The TTV search for planets is funded by both Germany and Poland as a key example of scientific cooperation between the two states and on the Jena side is also supported by the European Union through a Marie-Curie project.

The University Observatory Jena is operated by the Astrophysical Institute of the Friedrich Schiller University and the Rozhen National Astronomical Observatory is operated by the Institute of Astronomy of the Bulgarian Academy of Sciences. On the Jena telescope, a new CCD detector was used, installed partly for this project at the telescope’s so-called Schmidt focus, a project supported by the Thuringian science ministry.

The Royal Astronomical Society (RAS:, founded in 1820, encourages and promotes the study of astronomy, solar-system science, geophysics and closely related branches of science. The RAS organizes scientific meetings, publishes international research and review journals, recognizes outstanding achievements by the award of medals and prizes, maintains an extensive library, supports education through grants and outreach activities and represents UK astronomy nationally and internationally.
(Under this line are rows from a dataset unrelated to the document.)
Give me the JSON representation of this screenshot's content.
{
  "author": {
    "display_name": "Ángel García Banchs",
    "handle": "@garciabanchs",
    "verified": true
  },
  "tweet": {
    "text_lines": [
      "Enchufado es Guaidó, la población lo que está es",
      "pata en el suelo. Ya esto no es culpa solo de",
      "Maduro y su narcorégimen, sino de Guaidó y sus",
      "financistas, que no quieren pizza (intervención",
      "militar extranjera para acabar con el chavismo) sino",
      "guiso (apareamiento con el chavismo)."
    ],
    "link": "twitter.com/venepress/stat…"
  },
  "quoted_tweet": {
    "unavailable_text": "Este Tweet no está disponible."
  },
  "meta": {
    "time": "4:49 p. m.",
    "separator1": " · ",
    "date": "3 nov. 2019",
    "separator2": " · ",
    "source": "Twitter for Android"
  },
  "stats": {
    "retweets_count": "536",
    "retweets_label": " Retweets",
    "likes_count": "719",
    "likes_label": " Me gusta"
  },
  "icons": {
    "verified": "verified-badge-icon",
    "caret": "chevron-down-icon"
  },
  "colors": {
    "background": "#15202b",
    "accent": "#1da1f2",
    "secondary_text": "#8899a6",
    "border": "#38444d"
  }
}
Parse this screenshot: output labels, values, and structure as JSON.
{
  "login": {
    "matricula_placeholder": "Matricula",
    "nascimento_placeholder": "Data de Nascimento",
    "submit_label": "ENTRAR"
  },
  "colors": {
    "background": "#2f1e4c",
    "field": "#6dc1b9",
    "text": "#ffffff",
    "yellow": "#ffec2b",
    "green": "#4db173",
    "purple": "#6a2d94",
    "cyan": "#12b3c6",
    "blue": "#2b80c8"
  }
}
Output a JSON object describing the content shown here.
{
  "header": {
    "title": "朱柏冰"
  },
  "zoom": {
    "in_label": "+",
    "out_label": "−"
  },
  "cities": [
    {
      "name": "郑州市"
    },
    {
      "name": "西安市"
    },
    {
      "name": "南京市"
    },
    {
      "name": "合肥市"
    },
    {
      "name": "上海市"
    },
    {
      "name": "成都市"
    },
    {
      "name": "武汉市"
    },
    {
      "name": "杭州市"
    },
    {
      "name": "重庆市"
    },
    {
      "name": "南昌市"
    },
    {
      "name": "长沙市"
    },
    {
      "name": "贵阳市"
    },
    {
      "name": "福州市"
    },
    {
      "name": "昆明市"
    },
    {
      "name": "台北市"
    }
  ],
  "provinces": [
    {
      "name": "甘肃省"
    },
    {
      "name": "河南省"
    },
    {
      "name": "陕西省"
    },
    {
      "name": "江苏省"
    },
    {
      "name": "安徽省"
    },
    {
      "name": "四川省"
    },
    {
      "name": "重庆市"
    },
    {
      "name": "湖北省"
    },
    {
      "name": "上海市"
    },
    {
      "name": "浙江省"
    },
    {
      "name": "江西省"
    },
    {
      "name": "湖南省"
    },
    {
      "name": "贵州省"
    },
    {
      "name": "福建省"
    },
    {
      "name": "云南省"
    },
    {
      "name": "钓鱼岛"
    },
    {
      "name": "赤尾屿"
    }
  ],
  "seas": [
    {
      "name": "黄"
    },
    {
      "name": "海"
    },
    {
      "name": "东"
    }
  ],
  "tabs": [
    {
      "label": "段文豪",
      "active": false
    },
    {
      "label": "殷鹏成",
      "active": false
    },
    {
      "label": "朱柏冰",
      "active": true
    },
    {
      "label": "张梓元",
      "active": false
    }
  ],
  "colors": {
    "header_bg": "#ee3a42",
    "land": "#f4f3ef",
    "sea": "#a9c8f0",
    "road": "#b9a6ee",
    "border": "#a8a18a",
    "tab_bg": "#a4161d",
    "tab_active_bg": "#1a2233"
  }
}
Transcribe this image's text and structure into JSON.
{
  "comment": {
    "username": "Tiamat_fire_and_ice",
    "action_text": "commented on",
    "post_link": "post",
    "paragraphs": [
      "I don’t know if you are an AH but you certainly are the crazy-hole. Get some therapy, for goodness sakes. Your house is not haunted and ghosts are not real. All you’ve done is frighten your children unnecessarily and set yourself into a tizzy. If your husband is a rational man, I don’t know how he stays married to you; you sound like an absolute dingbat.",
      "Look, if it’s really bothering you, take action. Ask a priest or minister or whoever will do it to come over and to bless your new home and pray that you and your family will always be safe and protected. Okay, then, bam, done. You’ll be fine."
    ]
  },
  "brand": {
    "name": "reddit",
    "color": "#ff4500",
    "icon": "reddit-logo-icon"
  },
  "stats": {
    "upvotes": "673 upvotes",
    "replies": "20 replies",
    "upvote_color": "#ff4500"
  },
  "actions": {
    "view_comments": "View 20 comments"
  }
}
Its more than 3500 members (Fellows), a third based overseas, include scientific researchers in universities, observatories and laboratories as well as historians of astronomy and others.

SpaceRef staff editor.